Reporting and analytics are essential to any retailer because they tell you exactly what’s going on in your business (and probably more advance on what you should do). The right set of data enables you to make the right decisions around things like stock ordering, promotions, and staffing, among other things.
However, having too much data can lead to overwhelm, and a lot of business headaches. That’s why it’s important to run the right reports for your retail stores.
In this article we put together the essential reports that retailers should have. Let’s have a look!
1. Sales Summary report
Sales are of course, essential to any retailers. It is how you make money. A quick snap of sales data is every retailer’s wish first thing in the morning and probably the last thing before they go to bed. Your sales report should include your cost of goods sold, gross profit, margins, and tax, so you can have a better idea of how much money is actually going back to your business.
The sales summary report provides a more macro view of your retail sales. How much did you make last month or the previous month? What about your year-to-date sales compared to last year? These numbers offer some general insights around the health of your business, and they can inform your medium to long-term decisions.
2. Sales Report Per Product and Product Type
Having an overview of sales is great, but to get even more meaningful insights, you also need to be even closer to your analytics. This is where sales per product reports come in.
This type of report makes it easy to identify your best (and worst) selling products, so you can determine the right course of action. If a particular product is selling well, for example, you could consider ordering more of it. On the flip side, if a product isn’t performing, then you’d want to know sooner rather than later so you can run promotions before the season ends.
Sales per product type, on the other hand, helps you get a handle on your revenue from a category level. This is a great report to run if you want to identify broader trends or insights.
Let’s say you’re a footwear retailer and you notice that a particular brand or style of shoes is quickly gaining in popularity. Or, perhaps you’ve noticed that certain shoe sizes sell more quickly. You can use those insights to influence your stock ordering and marketing decisions for the rest of the season.
3. Sales Report Per Customer or Customer Group
With the best insight into how your customers is now interacting and paying for your products/services, this will allow you to identify your VIP customers as well as those who are not really engaging with your brand, so you can tailor your marketing and communications accordingly.
If you know who your top customers are, you could create special VIP events or programs to drive loyalty. On the other hand, if you’re looking to engage inactive customers, this report will help you identify them easily.
4. Inventory On Hand Report
You always want to know how much merchandise you have in your stores, so if there’s a report that you should run regularly, it should be this one.
Your “inventory on hand” report should show how many product units you have in each store location as well as your current stock value. Looking at your capital status on inventory can ensure you allocate your resource and make financial decisions correctly.

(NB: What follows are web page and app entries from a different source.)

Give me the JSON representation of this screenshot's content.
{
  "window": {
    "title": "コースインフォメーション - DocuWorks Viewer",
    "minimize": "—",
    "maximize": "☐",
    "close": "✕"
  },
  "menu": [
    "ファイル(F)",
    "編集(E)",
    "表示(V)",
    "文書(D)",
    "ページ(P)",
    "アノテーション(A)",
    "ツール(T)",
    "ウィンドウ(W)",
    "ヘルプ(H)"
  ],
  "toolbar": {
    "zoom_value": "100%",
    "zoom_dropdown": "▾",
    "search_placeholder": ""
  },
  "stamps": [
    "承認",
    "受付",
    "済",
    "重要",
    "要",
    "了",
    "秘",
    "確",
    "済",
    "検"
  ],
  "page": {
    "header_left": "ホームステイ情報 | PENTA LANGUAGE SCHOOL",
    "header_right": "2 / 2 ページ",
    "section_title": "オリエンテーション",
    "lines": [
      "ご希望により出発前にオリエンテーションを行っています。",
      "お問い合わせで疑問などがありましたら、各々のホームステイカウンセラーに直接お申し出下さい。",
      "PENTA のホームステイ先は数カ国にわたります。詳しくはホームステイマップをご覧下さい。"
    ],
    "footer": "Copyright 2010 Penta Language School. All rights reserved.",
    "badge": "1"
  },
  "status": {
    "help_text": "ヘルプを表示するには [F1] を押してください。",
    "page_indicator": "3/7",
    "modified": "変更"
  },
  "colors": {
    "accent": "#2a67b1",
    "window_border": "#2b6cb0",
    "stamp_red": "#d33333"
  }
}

For example, knowing how much money you have kept in stock (i.e., current stock value), is quite handy when you’re budgeting for next season.
5. Low Stock Report
Pretty much customers came to us for consultancy on this retail no-no. Not only do they lead to lost sales opportunities, but more importantly, it also results in customer dissatisfaction and can turn them toward your competitors.
Keep an eye on regularly low stock reports that display items that are running low and your headache will be solved. It is recommended to set a minimum stock level point for your products and make sure that you’re notified when your stock levels reach that so you can do replenishment accordingly.
Looking at low stock reports regularly can also enable you to spot patterns around which products are constantly running low. If a particular is always showing on this report, for instance, that could indicate the need to increase your order quantities for such fast sell-through products.
6. Product Performance Report
What are your best selling items? Which ones you should put much investment in merchandising? Such questions can be answered by your product performance report.
Ideally, this report should reveal how many items you’ve sold over a specific time period. With these statistics, you should be able to easily determine which items are worth investing in and which ones shouldn’t be re-ordered.
A good product performance report should tell you the date when you first sold an item as well as the date of the last sale for that product. If the gap is wide between the first and last sale date, then that may indicate that an item selling as fast as it should.
7. Retail reporting best practices
The availability of these reports will depend on your POS or retail management system, but here are a few general tips and information to keep in mind:
Keep your POS and inventory management in sync – Don’t keep your data “all over the place.” See to it that your point of sale and inventory management systems are synced. The best approach is to choose a system that has POS and inventory management features available on one platform, so all your data lives in one system.
Arm yourself with a flexible retail analytics solution – Make sure your reporting system lets you slice and dice your reports to fit your needs. If you really want to get the most out of your retail analytics, you need a system that enables you to filter and view the information in different ways. For example, rather than just giving general sales reports, your analytics platform should also have the option to filter the data — i.e., by product type, customer group, category, etc.
Make sure it runs in the cloud – A cloud-based is accessible anywhere (with an Internet connection, of course). This comes especially handy if you’re running multiple stores or are constantly on-the-go because you’ll be able to check in on your stores — and make data-backed decisions — even when you’re not there physically.